■ Problem statement ■
The result should be every line of the listing that holds the word "from".

■ Information ■
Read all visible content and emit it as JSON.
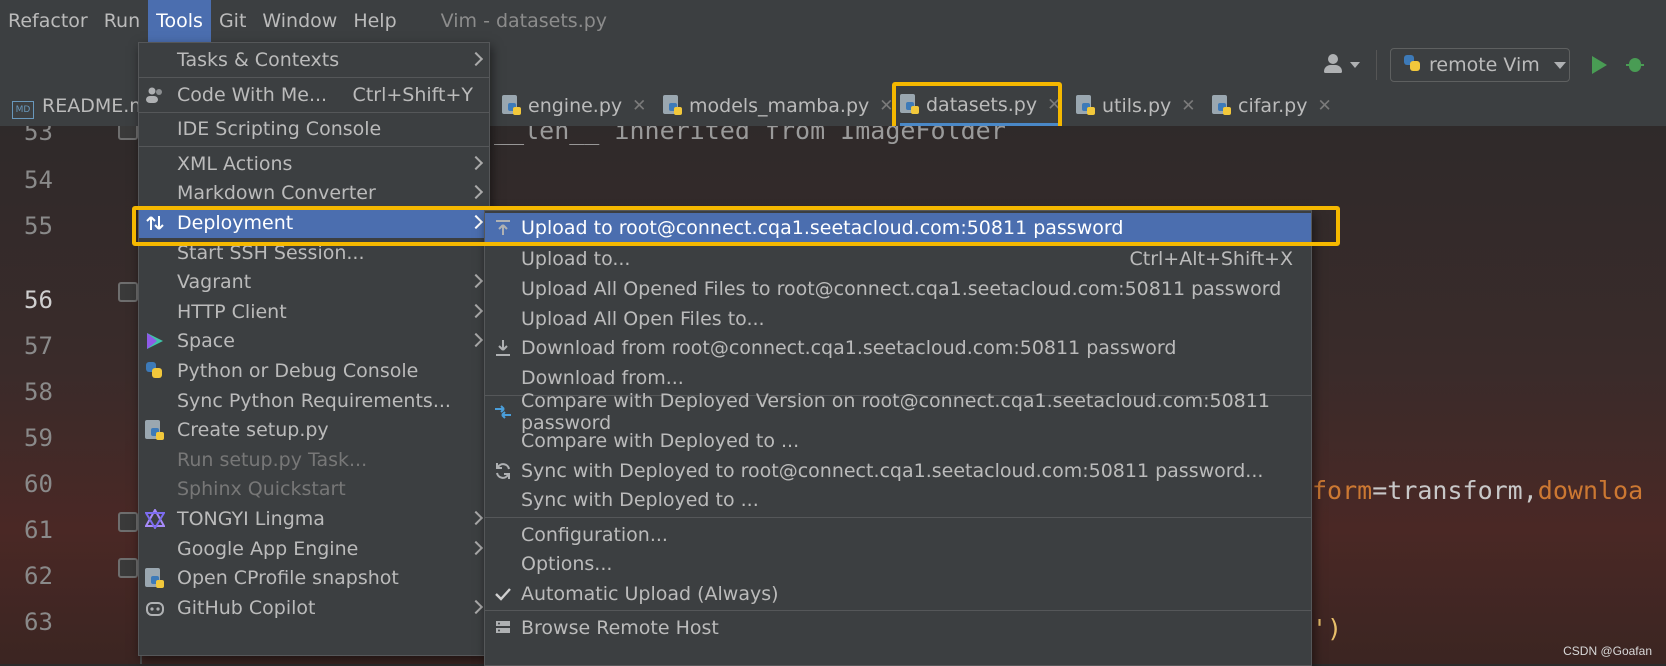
{
  "menubar": {
    "items": [
      "Refactor",
      "Run",
      "Tools",
      "Git",
      "Window",
      "Help"
    ],
    "active": "Tools",
    "window_title": "Vim - datasets.py"
  },
  "toolbar": {
    "run_config": "remote Vim",
    "icons": [
      "user-icon",
      "python-icon",
      "run-icon",
      "debug-icon"
    ]
  },
  "tabs": [
    {
      "label": "README.m",
      "icon": "markdown-icon"
    },
    {
      "label": "engine.py",
      "icon": "python-file-icon"
    },
    {
      "label": "models_mamba.py",
      "icon": "python-file-icon"
    },
    {
      "label": "datasets.py",
      "icon": "python-file-icon",
      "active": true
    },
    {
      "label": "utils.py",
      "icon": "python-file-icon"
    },
    {
      "label": "cifar.py",
      "icon": "python-file-icon"
    }
  ],
  "editor": {
    "line_numbers": [
      "53",
      "54",
      "55",
      "56",
      "57",
      "58",
      "59",
      "60",
      "61",
      "62",
      "63"
    ],
    "current_line": "56",
    "code_line_53": "__len__ inherited from ImageFolder",
    "code_line_60_a": "form",
    "code_line_60_b": "=transform,",
    "code_line_60_c": "downloa",
    "code_line_63": "')"
  },
  "tools_menu": {
    "items": [
      {
        "label": "Tasks & Contexts",
        "submenu": true
      },
      {
        "label": "Code With Me...",
        "shortcut": "Ctrl+Shift+Y",
        "icon": "people-icon"
      },
      {
        "label": "IDE Scripting Console"
      },
      {
        "label": "XML Actions",
        "submenu": true
      },
      {
        "label": "Markdown Converter",
        "submenu": true
      },
      {
        "label": "Deployment",
        "submenu": true,
        "selected": true,
        "icon": "deploy-arrows-icon"
      },
      {
        "label": "Start SSH Session..."
      },
      {
        "label": "Vagrant",
        "submenu": true
      },
      {
        "label": "HTTP Client",
        "submenu": true
      },
      {
        "label": "Space",
        "submenu": true,
        "icon": "space-icon"
      },
      {
        "label": "Python or Debug Console",
        "icon": "python-icon"
      },
      {
        "label": "Sync Python Requirements..."
      },
      {
        "label": "Create setup.py",
        "icon": "python-file-icon"
      },
      {
        "label": "Run setup.py Task...",
        "disabled": true
      },
      {
        "label": "Sphinx Quickstart",
        "disabled": true
      },
      {
        "label": "TONGYI Lingma",
        "submenu": true,
        "icon": "tongyi-icon"
      },
      {
        "label": "Google App Engine",
        "submenu": true
      },
      {
        "label": "Open CProfile snapshot",
        "icon": "python-file-icon"
      },
      {
        "label": "GitHub Copilot",
        "submenu": true,
        "icon": "copilot-icon"
      }
    ]
  },
  "deploy_menu": {
    "items": [
      {
        "label": "Upload to root@connect.cqa1.seetacloud.com:50811 password",
        "icon": "upload-icon",
        "selected": true
      },
      {
        "label": "Upload to...",
        "shortcut": "Ctrl+Alt+Shift+X"
      },
      {
        "label": "Upload All Opened Files to root@connect.cqa1.seetacloud.com:50811 password"
      },
      {
        "label": "Upload All Open Files to..."
      },
      {
        "label": "Download from root@connect.cqa1.seetacloud.com:50811 password",
        "icon": "download-icon"
      },
      {
        "label": "Download from..."
      },
      {
        "label": "Compare with Deployed Version on root@connect.cqa1.seetacloud.com:50811 password",
        "icon": "compare-icon"
      },
      {
        "label": "Compare with Deployed to ..."
      },
      {
        "label": "Sync with Deployed to root@connect.cqa1.seetacloud.com:50811 password...",
        "icon": "sync-icon"
      },
      {
        "label": "Sync with Deployed to ..."
      },
      {
        "label": "Configuration..."
      },
      {
        "label": "Options..."
      },
      {
        "label": "Automatic Upload (Always)",
        "icon": "check-icon"
      },
      {
        "label": "Browse Remote Host",
        "icon": "server-icon"
      }
    ]
  },
  "watermark": "CSDN @Goafan",
  "colors": {
    "selection": "#4b6eaf",
    "highlight_box": "#f5b800",
    "menu_bg": "#3c3f41"
  }
}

■ Response box ■
    "code_line_53": "__len__ inherited from ImageFolder",
        "label": "Download from root@connect.cqa1.seetacloud.com:50811 password",
        "label": "Download from..."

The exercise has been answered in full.